This exhibit is indeed a great introduction to Anders Zorn, and an invitation to Mora.

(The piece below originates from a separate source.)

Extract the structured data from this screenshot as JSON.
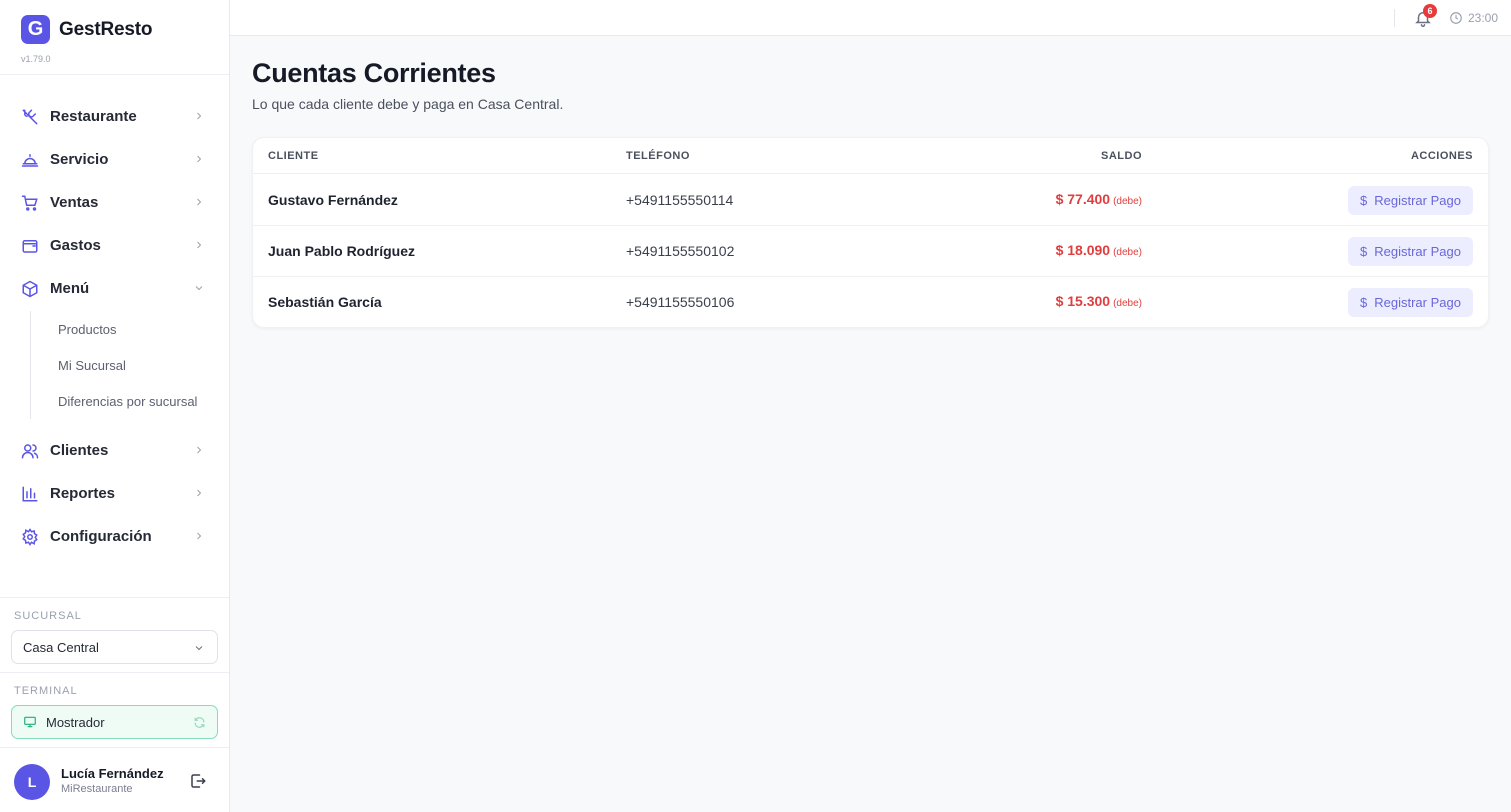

Anders Zorn: Sweden’s Master Painter is the largest exhibition of his works outside Sweden, now at San Francisco’s Legion of Honor through February 2 (after which it travels to New York’s National Academy Museum, February 27-May 18).
Zorn travelled widely to study and to paint. He was an acknowledged master in drawing, watercolor, oil, etching and sculptures, and was one of the most famous and expensive portraitists in his time. He portrayed three U.S. presidents and captured the essence of many U.S. socialites. Yet he is unknown to many Americans, artists and art historians.
This happens to be a superb year for Zorn in America. Earlier in 2013 he was featured (“A European Artist Seduces America”) at the Isabelle Stewart Gardner Museum in Boston, covered by Nordstjernan. Now at the turn of the year, he’s featured in this exhibit on both coasts.
He painted with his friends, the Impressionists of France, even exhibiting in their great national exhibitions. Zorn's art hangs in their national galleries, and even in his 20s he was so esteemed by them as to be decorated with their Legion of Honor.
Thanks to the work of our indefatigable Consul General of Sweden Barbro Osher, an earlier planned exhibit of three painters now features only Zorn in this large retrospective covering all his media. Johan Cederlund, curator of Sweden’s Zorn Museet has assembled these painting with the curatorial assistance of our own James Ganz, curator of the Achenbach Foundation for Graphic Arts for the Fine Arts Museums of San Francisco, both of whom have written essays in the catalog.

Anders Zorn: Sweden’s Master Painter. November 9, 2013 – February 2, 2014. San Francisco’s Legion of Honor museum, Lincoln Park at 34th Ave. & Clement St. (415) 750-3600; www.legionofhonor.org

~TED OLSSON
San Francisco